McLaren Applied secures UK government funding for 18-month research programme

Collaboration with Peregrine MLS and Warwick Manufacturing Group to investigate automation viabilities.

McLaren Applied has secured UK government funding for an 18-month research programme.

Confirmed:

  • Programme to investigate the viability of automating high-performance stator winding
  • Collaborators include Peregrine MLS and Warwick Manufacturing Group
  • Stators are currently hand-wound, increasing production time and cost and reducing efficiency

Context:

The technology to machine-wind mass-produced stators (a stationary component of an electromagnetic device) is already in use. But, there is currently no capacity to automate the production of high-performance variants. These require an even denser wind than standard, making their construction a more costly, time consuming and labour-intensive process.

Comment:

Thomas Keenan, head of motorsport operations at McLaren Applied, said: “We at McLaren Applied are very excited by the capabilities this funding will unlock, and the benefit it will bring to all members of the project team. The funding support enables the project team to invest in the winding automation of high-performance stators to exacting standards, reducing the number of hours in the manufacture of our market leading performance alternator products.

“For McLaren Applied, it will enable our business to maintain our competitiveness in existing markets while increasing the scalability of our products into new adjacent sectors, allowing the growth of our business in this critical area.”

Coming next:

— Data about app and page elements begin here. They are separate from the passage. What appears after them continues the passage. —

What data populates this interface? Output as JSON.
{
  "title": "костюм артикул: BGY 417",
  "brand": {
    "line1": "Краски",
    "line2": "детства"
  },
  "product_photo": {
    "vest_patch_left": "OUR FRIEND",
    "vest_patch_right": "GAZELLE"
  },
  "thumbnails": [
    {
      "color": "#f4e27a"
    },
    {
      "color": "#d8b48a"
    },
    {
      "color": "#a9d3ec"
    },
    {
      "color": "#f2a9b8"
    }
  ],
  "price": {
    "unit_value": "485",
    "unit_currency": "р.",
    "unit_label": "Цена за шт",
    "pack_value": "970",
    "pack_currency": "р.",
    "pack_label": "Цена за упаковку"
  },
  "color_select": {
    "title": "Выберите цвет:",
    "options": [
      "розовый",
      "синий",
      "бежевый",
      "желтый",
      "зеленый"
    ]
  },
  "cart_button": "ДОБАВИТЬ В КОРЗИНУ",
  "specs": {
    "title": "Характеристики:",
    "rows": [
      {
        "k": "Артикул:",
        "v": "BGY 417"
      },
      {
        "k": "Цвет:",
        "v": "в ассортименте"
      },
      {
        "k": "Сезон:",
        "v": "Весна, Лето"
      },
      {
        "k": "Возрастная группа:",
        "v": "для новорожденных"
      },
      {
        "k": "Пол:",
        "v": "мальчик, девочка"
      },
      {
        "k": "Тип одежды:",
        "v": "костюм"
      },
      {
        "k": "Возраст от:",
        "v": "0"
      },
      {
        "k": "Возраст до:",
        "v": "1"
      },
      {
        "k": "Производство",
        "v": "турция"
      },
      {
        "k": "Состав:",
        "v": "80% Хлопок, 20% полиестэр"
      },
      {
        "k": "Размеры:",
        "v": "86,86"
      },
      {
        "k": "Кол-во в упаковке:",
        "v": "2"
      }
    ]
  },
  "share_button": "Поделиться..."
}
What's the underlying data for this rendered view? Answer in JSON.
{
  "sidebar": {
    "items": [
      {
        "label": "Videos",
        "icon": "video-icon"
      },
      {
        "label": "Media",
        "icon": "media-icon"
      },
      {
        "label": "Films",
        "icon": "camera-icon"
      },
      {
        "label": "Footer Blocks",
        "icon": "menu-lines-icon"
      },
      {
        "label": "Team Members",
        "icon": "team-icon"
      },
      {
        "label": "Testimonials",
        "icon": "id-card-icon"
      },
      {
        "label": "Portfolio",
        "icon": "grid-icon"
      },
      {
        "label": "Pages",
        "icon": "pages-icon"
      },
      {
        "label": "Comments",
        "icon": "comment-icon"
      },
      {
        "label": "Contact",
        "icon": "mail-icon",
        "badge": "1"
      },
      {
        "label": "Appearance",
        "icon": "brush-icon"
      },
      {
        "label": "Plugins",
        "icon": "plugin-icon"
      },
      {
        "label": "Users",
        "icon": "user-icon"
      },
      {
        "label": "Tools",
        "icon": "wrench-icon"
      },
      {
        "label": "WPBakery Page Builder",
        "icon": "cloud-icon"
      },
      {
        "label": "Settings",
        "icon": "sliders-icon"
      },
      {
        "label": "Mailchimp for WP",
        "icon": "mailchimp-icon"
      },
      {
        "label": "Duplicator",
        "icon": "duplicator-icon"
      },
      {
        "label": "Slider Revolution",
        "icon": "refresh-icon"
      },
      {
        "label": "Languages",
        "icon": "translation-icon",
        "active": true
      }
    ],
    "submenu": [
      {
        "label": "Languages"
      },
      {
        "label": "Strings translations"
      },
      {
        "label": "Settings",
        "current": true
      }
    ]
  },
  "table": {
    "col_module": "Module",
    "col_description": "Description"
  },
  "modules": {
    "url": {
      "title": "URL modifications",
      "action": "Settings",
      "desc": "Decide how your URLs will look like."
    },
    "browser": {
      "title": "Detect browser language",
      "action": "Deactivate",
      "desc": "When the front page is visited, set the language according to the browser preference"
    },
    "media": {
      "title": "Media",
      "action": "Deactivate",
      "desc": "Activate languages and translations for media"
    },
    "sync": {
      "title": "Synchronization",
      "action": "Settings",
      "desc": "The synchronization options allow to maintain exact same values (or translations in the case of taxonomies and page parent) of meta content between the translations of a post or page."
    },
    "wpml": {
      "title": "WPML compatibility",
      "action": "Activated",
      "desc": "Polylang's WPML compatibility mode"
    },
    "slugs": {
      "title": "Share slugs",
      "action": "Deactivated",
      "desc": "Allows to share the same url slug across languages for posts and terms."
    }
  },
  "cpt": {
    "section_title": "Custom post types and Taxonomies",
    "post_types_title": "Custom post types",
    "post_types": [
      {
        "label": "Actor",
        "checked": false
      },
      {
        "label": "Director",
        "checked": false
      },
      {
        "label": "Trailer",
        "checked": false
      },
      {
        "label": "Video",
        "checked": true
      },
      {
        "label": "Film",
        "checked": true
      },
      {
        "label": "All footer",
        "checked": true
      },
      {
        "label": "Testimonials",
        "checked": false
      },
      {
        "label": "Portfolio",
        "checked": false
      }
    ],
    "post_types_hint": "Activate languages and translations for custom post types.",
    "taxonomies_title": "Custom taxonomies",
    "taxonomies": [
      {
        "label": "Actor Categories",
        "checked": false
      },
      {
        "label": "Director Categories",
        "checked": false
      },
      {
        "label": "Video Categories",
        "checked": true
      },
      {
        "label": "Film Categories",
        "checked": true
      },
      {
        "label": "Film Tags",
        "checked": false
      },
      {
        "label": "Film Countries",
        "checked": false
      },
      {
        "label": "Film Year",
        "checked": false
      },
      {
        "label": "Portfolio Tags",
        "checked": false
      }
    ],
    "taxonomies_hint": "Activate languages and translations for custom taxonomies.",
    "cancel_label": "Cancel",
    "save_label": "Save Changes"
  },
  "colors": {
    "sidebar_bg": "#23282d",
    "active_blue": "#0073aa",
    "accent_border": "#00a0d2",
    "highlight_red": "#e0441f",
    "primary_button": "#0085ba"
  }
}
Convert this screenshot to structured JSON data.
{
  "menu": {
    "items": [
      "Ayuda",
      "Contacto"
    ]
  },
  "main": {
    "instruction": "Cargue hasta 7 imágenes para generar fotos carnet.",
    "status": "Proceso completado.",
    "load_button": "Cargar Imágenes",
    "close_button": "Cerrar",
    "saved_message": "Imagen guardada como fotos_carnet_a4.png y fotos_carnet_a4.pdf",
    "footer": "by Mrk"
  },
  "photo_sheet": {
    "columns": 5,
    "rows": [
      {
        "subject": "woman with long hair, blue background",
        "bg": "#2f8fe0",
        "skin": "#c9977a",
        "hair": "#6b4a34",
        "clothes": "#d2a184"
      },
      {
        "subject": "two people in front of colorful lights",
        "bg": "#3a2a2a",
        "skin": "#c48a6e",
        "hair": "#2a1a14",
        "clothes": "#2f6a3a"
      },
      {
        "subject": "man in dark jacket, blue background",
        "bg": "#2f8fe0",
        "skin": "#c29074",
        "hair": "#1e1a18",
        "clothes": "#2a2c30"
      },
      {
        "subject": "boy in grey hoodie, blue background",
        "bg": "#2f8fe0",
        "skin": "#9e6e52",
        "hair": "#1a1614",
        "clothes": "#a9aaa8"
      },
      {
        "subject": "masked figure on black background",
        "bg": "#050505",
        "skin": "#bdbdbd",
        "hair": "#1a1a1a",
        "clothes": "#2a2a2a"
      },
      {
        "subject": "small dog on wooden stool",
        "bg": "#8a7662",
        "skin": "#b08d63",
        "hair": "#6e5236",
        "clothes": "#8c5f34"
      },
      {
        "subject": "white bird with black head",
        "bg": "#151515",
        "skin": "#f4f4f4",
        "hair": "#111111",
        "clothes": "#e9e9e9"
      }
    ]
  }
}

The ability to produce next-generation alternators using machine-wound stators with higher output, and reduced size, weight and cost, will provide new opportunities in applications where competitive advantages are hard to identify. Not only would this strengthen McLaren Applied’s position in the motorsport, automotive and aeronautical markets, but also create new, world leading supply chain capability in the UK. 

Go deeper:

Share